◆ Entries shown
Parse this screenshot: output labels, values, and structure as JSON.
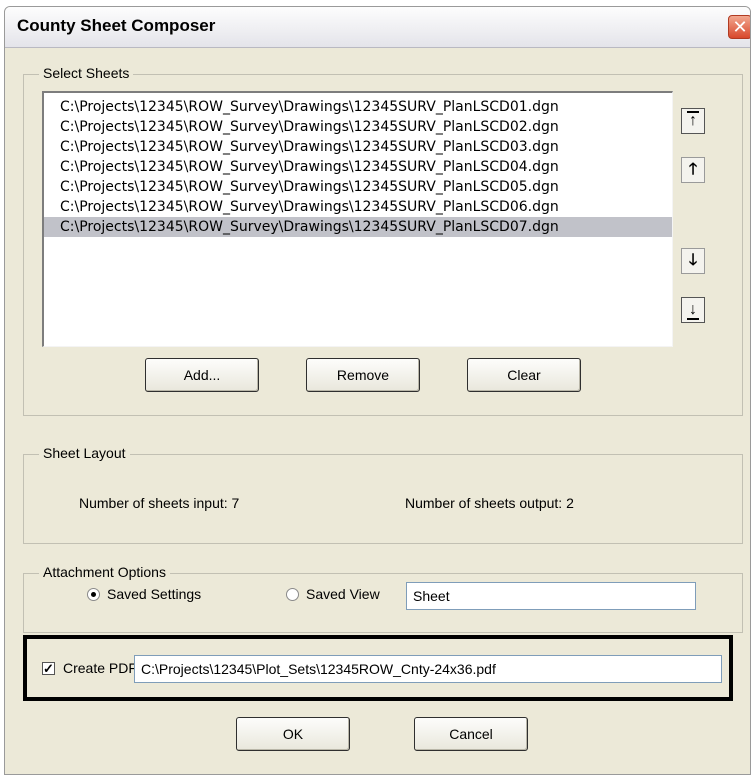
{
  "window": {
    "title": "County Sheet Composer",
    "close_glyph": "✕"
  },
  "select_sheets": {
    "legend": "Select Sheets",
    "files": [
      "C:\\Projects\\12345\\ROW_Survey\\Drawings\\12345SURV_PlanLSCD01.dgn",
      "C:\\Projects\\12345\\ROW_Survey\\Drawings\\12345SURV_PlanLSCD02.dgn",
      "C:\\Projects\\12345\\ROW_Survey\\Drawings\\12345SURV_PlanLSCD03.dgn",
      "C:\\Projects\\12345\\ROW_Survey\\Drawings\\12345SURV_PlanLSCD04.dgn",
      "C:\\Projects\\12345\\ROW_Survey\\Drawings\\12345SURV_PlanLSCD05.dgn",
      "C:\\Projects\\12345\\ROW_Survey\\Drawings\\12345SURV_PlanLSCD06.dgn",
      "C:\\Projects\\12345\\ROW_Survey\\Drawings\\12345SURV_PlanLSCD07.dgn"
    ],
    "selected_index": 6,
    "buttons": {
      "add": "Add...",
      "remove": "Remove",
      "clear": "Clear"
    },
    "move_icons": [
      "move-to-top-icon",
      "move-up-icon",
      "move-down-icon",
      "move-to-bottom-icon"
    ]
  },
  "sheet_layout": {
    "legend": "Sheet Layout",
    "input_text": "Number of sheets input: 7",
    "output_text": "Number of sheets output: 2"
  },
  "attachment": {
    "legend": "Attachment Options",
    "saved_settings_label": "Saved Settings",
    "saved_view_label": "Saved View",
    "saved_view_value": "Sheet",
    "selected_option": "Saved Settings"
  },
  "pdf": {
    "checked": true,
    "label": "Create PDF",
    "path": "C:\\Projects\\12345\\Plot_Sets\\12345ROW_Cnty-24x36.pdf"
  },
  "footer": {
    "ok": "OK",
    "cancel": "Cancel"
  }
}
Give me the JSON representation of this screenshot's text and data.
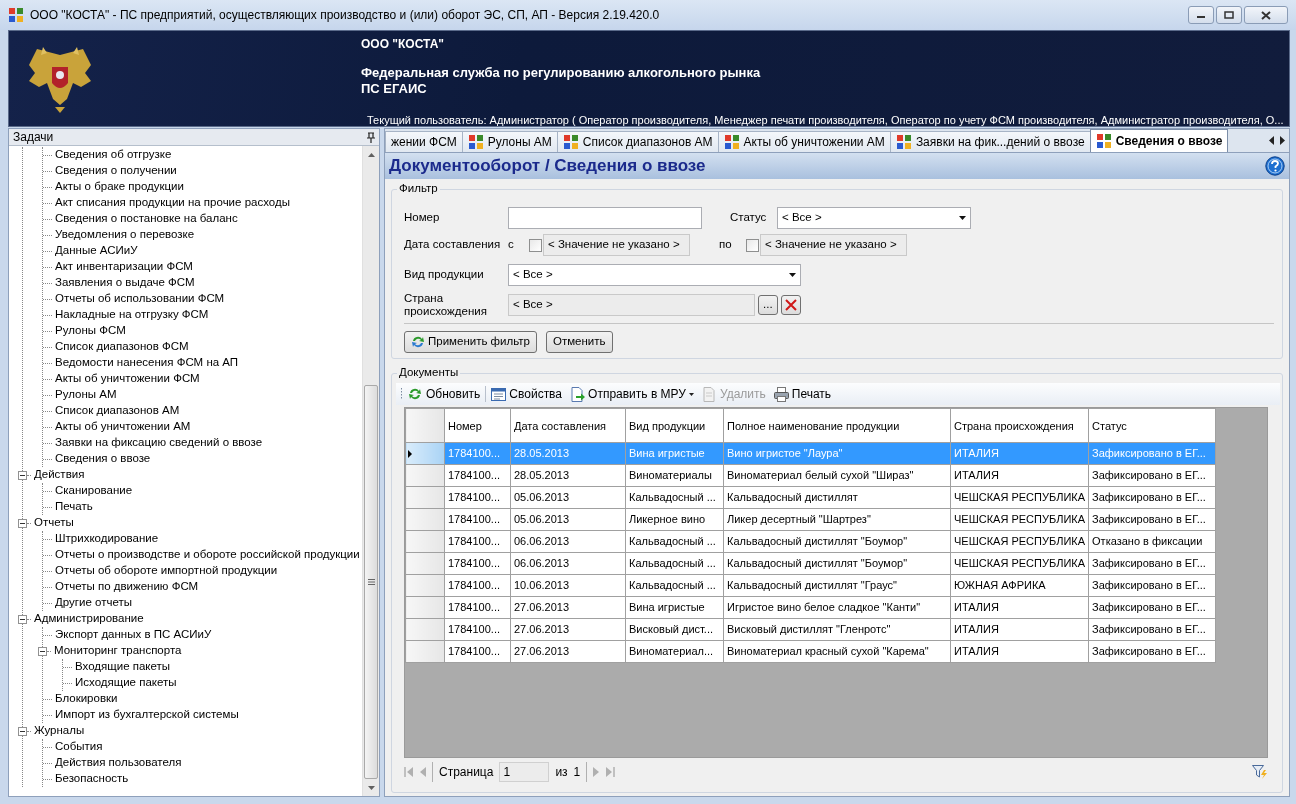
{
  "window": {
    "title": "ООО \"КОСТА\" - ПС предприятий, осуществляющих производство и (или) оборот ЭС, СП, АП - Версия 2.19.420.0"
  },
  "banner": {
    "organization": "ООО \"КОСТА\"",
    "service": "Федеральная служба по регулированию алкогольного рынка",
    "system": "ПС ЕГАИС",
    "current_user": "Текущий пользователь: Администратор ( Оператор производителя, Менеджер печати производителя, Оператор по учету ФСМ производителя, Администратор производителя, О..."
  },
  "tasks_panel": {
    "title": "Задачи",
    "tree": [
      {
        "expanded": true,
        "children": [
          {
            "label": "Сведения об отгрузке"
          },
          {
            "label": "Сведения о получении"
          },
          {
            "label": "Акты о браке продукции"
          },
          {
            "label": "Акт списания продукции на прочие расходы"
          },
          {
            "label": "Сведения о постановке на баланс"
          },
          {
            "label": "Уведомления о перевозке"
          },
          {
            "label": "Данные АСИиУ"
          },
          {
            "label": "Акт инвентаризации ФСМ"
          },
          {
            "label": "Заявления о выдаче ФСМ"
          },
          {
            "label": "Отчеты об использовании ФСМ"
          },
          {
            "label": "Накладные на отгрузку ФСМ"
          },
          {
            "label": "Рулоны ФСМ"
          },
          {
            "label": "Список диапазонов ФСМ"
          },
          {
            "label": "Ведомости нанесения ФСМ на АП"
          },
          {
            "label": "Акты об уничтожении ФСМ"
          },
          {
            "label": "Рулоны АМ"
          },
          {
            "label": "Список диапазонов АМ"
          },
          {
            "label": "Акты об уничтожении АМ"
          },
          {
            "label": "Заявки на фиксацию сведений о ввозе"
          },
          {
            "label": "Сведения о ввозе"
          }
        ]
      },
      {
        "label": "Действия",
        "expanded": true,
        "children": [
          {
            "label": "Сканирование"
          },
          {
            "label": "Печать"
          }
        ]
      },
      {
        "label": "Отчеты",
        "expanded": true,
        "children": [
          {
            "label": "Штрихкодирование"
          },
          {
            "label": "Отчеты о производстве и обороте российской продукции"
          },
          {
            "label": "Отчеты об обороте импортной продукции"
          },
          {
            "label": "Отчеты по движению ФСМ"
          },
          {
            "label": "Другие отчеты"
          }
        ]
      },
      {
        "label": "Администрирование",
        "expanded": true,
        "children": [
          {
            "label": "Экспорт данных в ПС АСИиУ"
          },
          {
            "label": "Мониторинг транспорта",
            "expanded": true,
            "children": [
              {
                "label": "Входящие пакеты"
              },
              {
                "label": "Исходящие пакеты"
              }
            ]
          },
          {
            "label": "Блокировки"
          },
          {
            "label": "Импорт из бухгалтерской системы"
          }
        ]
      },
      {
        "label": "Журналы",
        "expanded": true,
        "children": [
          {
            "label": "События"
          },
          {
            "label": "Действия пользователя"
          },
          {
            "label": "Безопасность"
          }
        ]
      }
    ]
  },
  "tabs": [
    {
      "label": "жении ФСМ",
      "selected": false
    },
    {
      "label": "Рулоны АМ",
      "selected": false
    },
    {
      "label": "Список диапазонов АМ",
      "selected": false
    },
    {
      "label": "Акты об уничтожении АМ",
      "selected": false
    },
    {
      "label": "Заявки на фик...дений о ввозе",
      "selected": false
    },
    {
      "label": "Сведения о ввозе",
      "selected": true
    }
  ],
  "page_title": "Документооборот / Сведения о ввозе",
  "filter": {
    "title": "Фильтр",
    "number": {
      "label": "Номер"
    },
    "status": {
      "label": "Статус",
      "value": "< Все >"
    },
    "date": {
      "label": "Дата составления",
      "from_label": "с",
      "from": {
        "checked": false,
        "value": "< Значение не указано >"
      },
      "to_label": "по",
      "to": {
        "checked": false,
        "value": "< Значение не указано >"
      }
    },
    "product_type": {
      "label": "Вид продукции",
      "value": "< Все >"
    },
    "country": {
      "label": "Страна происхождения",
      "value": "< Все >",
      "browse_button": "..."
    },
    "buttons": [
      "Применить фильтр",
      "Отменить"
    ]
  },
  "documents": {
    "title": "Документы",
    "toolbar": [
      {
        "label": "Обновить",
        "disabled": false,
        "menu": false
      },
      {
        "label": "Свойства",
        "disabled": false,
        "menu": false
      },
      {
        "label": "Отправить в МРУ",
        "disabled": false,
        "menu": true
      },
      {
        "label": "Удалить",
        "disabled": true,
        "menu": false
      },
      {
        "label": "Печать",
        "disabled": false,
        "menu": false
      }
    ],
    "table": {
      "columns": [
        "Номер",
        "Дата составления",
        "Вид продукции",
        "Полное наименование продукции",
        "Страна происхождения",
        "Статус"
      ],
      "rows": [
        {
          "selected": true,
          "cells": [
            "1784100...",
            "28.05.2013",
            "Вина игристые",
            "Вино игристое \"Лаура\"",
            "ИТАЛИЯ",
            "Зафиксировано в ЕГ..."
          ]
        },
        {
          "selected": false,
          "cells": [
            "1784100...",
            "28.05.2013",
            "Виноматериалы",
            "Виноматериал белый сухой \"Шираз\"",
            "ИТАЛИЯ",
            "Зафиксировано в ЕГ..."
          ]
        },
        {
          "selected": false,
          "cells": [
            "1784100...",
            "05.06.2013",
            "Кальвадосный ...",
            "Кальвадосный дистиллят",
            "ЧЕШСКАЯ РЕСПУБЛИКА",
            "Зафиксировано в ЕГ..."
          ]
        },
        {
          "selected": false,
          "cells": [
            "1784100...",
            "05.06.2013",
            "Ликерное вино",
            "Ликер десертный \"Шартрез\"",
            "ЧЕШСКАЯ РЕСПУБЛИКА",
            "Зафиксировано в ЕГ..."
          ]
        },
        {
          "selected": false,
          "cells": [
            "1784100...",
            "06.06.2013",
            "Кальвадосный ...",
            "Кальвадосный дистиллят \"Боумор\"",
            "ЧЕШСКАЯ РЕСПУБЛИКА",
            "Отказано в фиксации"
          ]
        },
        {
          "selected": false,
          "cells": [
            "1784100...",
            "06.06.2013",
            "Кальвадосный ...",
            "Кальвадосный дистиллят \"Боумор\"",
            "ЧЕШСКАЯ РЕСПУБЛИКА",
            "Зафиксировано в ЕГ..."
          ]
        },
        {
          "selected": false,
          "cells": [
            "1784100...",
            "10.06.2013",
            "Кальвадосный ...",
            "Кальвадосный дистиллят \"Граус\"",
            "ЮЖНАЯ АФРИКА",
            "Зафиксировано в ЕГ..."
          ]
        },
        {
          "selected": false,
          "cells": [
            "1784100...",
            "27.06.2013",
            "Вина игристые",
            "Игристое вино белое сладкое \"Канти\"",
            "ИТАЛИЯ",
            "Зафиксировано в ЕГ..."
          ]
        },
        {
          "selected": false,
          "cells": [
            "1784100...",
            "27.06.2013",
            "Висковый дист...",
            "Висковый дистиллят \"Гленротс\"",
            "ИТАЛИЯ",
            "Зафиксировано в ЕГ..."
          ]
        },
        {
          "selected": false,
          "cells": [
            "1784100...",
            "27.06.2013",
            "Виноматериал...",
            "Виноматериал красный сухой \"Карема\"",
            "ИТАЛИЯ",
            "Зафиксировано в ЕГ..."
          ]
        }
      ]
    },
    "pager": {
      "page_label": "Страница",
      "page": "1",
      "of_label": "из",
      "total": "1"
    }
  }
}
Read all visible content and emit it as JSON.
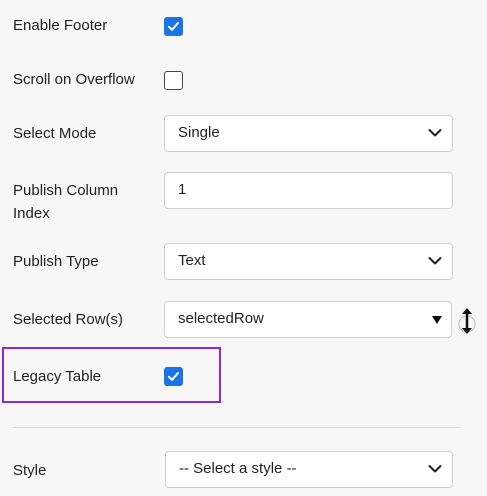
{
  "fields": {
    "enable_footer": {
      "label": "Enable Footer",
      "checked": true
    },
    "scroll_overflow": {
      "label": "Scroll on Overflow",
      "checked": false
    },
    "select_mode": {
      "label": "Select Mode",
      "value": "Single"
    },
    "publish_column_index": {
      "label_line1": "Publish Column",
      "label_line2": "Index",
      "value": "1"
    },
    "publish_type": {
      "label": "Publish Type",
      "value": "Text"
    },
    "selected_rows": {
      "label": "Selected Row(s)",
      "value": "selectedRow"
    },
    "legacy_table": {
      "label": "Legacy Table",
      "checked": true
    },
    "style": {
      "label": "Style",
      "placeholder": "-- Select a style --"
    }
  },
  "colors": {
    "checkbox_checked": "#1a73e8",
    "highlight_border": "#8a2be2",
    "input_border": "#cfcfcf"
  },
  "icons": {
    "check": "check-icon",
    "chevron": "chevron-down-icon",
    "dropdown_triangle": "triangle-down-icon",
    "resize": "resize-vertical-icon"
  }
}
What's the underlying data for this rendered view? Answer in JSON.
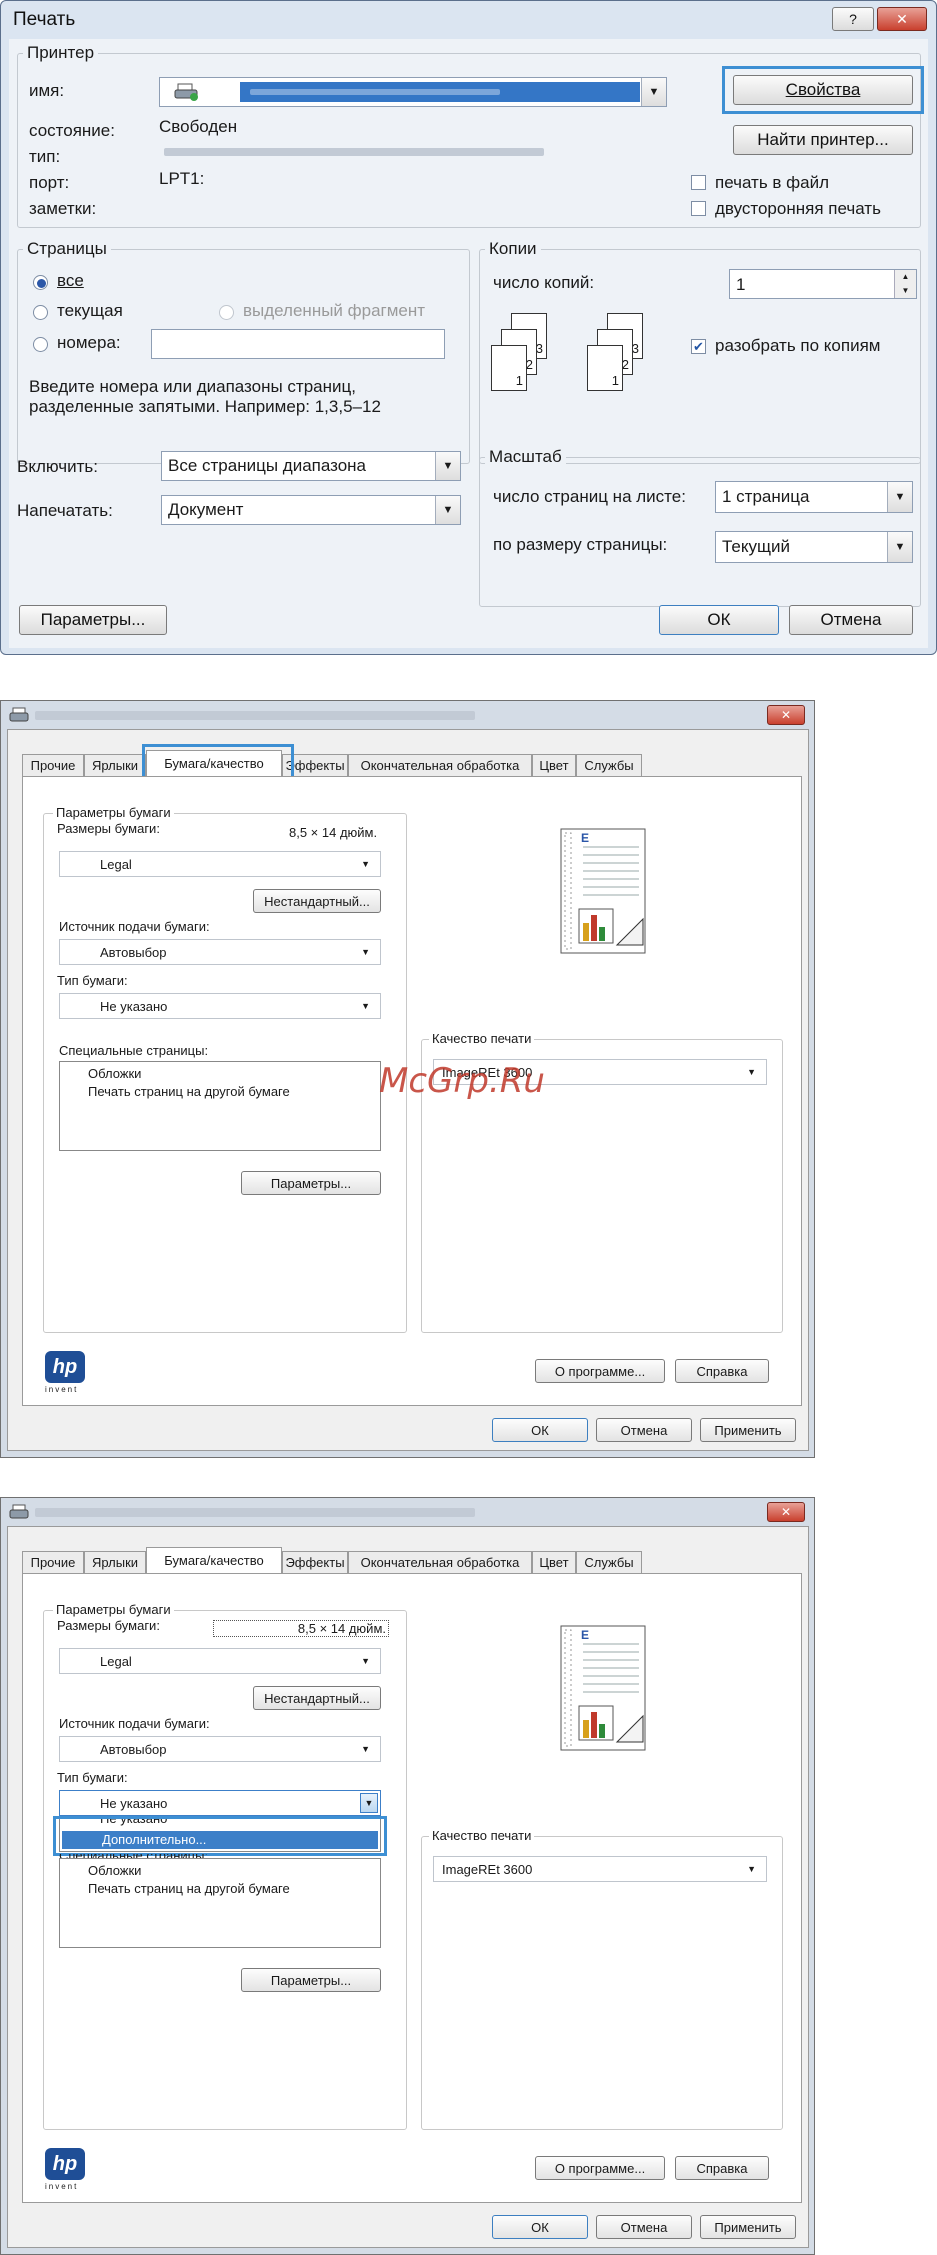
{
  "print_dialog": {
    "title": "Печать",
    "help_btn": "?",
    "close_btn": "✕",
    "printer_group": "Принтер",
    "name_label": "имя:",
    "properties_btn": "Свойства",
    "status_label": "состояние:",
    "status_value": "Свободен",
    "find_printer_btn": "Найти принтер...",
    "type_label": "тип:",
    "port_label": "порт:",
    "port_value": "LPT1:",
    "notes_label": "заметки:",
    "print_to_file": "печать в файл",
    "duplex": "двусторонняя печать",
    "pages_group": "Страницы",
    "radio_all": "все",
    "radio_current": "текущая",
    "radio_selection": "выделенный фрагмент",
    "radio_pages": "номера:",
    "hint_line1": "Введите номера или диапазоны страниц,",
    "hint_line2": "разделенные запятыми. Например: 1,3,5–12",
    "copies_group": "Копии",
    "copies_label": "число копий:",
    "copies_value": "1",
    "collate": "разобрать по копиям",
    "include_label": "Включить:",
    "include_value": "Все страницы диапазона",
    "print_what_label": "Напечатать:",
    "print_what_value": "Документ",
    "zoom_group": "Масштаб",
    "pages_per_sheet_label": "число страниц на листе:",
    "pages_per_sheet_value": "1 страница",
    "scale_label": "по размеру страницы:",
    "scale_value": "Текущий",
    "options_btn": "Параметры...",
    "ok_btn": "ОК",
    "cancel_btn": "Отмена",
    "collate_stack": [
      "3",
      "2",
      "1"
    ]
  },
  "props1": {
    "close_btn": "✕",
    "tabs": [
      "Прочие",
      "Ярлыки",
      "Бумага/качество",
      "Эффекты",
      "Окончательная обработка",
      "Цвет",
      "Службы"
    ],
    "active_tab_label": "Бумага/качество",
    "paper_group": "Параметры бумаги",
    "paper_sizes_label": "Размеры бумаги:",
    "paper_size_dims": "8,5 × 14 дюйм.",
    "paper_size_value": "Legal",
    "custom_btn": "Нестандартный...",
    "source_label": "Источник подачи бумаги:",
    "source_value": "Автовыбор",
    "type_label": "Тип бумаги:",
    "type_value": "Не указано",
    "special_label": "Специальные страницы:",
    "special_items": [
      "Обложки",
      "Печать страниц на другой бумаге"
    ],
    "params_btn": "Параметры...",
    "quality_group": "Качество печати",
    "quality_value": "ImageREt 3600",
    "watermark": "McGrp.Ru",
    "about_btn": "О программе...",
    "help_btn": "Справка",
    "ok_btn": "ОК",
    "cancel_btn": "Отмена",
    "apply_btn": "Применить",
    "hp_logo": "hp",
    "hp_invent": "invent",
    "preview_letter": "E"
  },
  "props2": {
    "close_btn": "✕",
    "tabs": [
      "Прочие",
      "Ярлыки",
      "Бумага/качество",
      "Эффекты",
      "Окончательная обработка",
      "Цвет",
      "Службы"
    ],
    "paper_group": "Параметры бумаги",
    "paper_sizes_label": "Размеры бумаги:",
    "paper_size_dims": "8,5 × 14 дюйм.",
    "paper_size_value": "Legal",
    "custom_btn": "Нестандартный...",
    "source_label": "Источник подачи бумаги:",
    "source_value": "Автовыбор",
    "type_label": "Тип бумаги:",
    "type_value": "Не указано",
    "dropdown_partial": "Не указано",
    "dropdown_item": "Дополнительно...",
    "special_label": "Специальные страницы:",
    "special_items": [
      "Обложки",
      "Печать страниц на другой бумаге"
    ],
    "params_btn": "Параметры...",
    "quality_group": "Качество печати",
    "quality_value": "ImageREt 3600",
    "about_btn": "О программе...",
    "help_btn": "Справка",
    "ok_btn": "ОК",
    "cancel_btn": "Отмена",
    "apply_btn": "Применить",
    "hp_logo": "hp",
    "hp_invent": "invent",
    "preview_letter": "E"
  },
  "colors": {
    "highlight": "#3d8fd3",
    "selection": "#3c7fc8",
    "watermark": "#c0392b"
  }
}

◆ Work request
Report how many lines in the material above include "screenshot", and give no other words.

◆ Response area
2